My curmudgeonly mutterings aside, Bedford Avenue from around the 11-mile mark to McCarren Park is, in many ways, an ideal place to watch and cheer. If you need a break, or find yourself with time to kill before heading to your next stop, you have more options here than just about anywhere else on the course.
And since I just realized that we’ve made it past 11 miles without a single mention of Brooklyn pizza, I’ll even offer one non-grudging, non-ironic recommendation: Fornino (187 Bedford at N. 7th, east/right side of the street, opens at noon). You don’t need to be a trustafarian with a bad case of hipster attitude to enjoy their wood-fired, Neapolitan-style pies. In fact, it probably helps if you aren’t.
After N. 12th Street, Bedford cuts through McCarren Park; the 12-mile mark is just on the other side of the workaday park (think ballfields and a track, not trees and ponds), after which runners veer left onto Manhattan Avenue.
They (and you, if you’re following along) are now in Greenpoint, a historically Polish neighborhood. Some of that Polish flavor lingers on Manhattan Avenue’s commercial strip. Christina’s diner (853 Manhattan Ave between Noble and Milton, west/left side) is famous for its pierogi, borscht and heaping platters of kielbasa, bigos and stuffed cabbage. If you’d rather eat in a place where the entrance is flanked by two complete suits of armor (don’t ask me why, I’m just reporting), there’s Krolewskie Jadlo (694 Manhattan Ave just before Norman, east/right side; opens at noon).
Non-Polish options include the only Brooklyn outpost of Xi’an Famous Foods (648 Manhattan Ave, shortly after the turn from Bedford, east/right side; opens at noon), a Food Network favorite that has expanded from its original hole-in-the-wall location in Flushing, Queens. Get the spicy cumin lamb hand-ripped noodles in soup and the tiger vegetable salad and thank me.
For pizza, there’s Fornino again – they have a Greenpoint location in the same block as Christina’s, at 849 Manhattan Ave – as well as many modest, local slice joints. Some of these are better than others, and since I have no particular Greenpoint recommendations, my best advice is to stick your head in, see if it looks good, and if it does, give it a try. At worst, you’ll be out two or three bucks.
And, of course, there are always doughnuts (or donuts, if you prefer). Peter Pan Donut (727 Manhattan Ave between Norman and Meserole, west/left side of street) has a cult following, as evidenced by this paean in the Village Voice. These are venerable, old-fashioned donuts – no passion fruit glaze, no cocoa nibs – and even though they’re not my personal favorites (that distinction goes to Dough, followed by Leske’s in Bay Ridge, which is quite close to the 5K mark on the Green marathon course), they’re delicious. So what if it’s afternoon? Peter Pan customers don’t care, and neither should you. It’s Marathon Sunday, and you still have a lot of cheering ahead of you.

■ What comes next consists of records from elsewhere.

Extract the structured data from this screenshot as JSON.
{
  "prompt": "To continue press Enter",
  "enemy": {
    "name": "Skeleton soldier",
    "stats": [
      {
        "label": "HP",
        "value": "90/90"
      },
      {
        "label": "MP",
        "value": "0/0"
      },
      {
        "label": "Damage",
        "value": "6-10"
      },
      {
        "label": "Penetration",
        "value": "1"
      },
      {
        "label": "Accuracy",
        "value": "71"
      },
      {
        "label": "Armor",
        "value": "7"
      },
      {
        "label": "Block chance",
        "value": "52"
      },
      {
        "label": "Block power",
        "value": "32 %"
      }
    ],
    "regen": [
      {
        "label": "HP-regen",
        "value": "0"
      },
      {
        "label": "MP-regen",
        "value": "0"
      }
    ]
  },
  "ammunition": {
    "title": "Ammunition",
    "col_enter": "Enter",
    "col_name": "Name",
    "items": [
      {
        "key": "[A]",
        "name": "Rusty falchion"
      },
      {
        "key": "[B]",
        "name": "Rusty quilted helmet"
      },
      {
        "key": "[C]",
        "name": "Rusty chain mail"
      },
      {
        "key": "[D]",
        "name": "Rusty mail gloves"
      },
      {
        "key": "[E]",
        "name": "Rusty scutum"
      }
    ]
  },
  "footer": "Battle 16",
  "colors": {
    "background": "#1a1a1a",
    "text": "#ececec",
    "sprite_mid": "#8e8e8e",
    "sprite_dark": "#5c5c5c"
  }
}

By now, the runners are making their way to the halfway point on McGuinness Boulevard, and then on over the Pulaski Bridge into Queens. Their time in Brooklyn is over.

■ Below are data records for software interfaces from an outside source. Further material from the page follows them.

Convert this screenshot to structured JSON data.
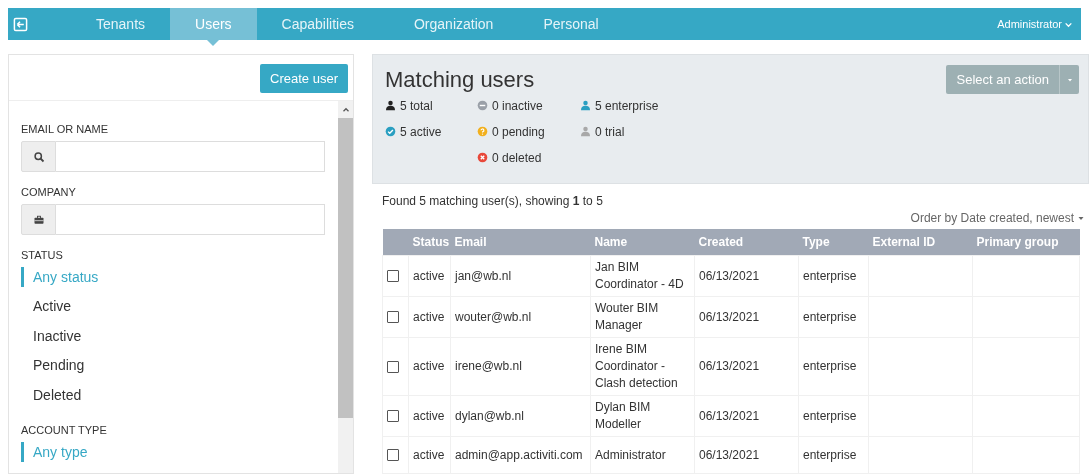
{
  "nav": {
    "tabs": [
      {
        "label": "Tenants",
        "selected": false
      },
      {
        "label": "Users",
        "selected": true
      },
      {
        "label": "Capabilities",
        "selected": false
      },
      {
        "label": "Organization",
        "selected": false
      },
      {
        "label": "Personal",
        "selected": false
      }
    ],
    "user_menu": "Administrator"
  },
  "sidebar": {
    "create_button": "Create user",
    "fields": [
      {
        "label": "EMAIL OR NAME",
        "kind": "search"
      },
      {
        "label": "COMPANY",
        "kind": "company"
      }
    ],
    "filters": [
      {
        "label": "STATUS",
        "options": [
          {
            "label": "Any status",
            "selected": true
          },
          {
            "label": "Active",
            "selected": false
          },
          {
            "label": "Inactive",
            "selected": false
          },
          {
            "label": "Pending",
            "selected": false
          },
          {
            "label": "Deleted",
            "selected": false
          }
        ]
      },
      {
        "label": "ACCOUNT TYPE",
        "options": [
          {
            "label": "Any type",
            "selected": true
          }
        ]
      }
    ]
  },
  "summary": {
    "title": "Matching users",
    "action_button": "Select an action",
    "stat_columns": [
      [
        {
          "kind": "total",
          "text": "5 total"
        },
        {
          "kind": "active",
          "text": "5 active"
        }
      ],
      [
        {
          "kind": "inactive",
          "text": "0 inactive"
        },
        {
          "kind": "pending",
          "text": "0 pending"
        },
        {
          "kind": "deleted",
          "text": "0 deleted"
        }
      ],
      [
        {
          "kind": "enterprise",
          "text": "5 enterprise"
        },
        {
          "kind": "trial",
          "text": "0 trial"
        }
      ]
    ]
  },
  "results": {
    "found": "Found 5 matching user(s), showing **1** to 5",
    "order": "Order by Date created, newest"
  },
  "table": {
    "columns": [
      "Status",
      "Email",
      "Name",
      "Created",
      "Type",
      "External ID",
      "Primary group"
    ],
    "rows": [
      {
        "checked": false,
        "cells": [
          "active",
          "jan@wb.nl",
          "Jan BIM Coordinator - 4D",
          "06/13/2021",
          "enterprise"
        ]
      },
      {
        "checked": false,
        "cells": [
          "active",
          "wouter@wb.nl",
          "Wouter BIM Manager",
          "06/13/2021",
          "enterprise"
        ]
      },
      {
        "checked": false,
        "cells": [
          "active",
          "irene@wb.nl",
          "Irene BIM Coordinator - Clash detection",
          "06/13/2021",
          "enterprise"
        ]
      },
      {
        "checked": false,
        "cells": [
          "active",
          "dylan@wb.nl",
          "Dylan BIM Modeller",
          "06/13/2021",
          "enterprise"
        ]
      },
      {
        "checked": false,
        "cells": [
          "active",
          "admin@app.activiti.com",
          "Administrator",
          "06/13/2021",
          "enterprise"
        ]
      }
    ]
  }
}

And just think – later, when your marathoner is yammering on about their race (the fluid station collision at mile 8! that endless climb up the Queensboro Bridge between 15 and 16! and oh my God, the calf cramps that started at mile 23!), and they mention that Brooklyn was by far the best part of the course, you’ll be able to tell them:

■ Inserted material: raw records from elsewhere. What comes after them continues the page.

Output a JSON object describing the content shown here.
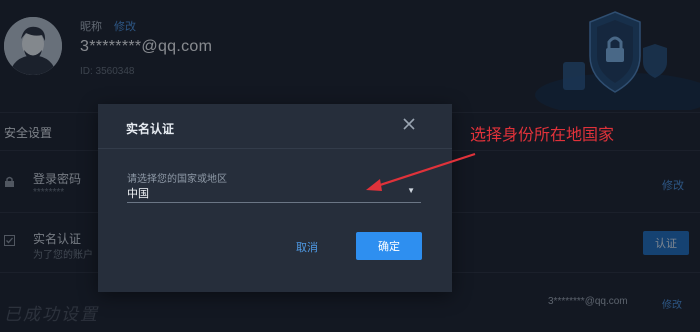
{
  "profile": {
    "nickname_label": "昵称",
    "edit_label": "修改",
    "email": "3********@qq.com",
    "id_text": "ID: 3560348"
  },
  "security": {
    "title": "安全设置",
    "rows": [
      {
        "label": "登录密码",
        "sub": "********",
        "action": "修改"
      },
      {
        "label": "实名认证",
        "sub": "为了您的账户",
        "action": "认证"
      }
    ],
    "bottom_email": "3********@qq.com",
    "bottom_edit": "修改",
    "bottom_text": "已成功设置"
  },
  "dialog": {
    "title": "实名认证",
    "field_label": "请选择您的国家或地区",
    "selected_country": "中国",
    "cancel_label": "取消",
    "confirm_label": "确定"
  },
  "annotation": {
    "text": "选择身份所在地国家",
    "color": "#e0323a"
  },
  "colors": {
    "background": "#1d2431",
    "accent": "#2e8ff0",
    "link": "#4a93e0"
  }
}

“Yes, I know. It sure was.”
Have a great race, everyone, runners and spectators alike. And if you do follow up on any of the recommendations in this post, I’d love to hear about it in the Comments section. Feel free to share your own discoveries and recommendations as well.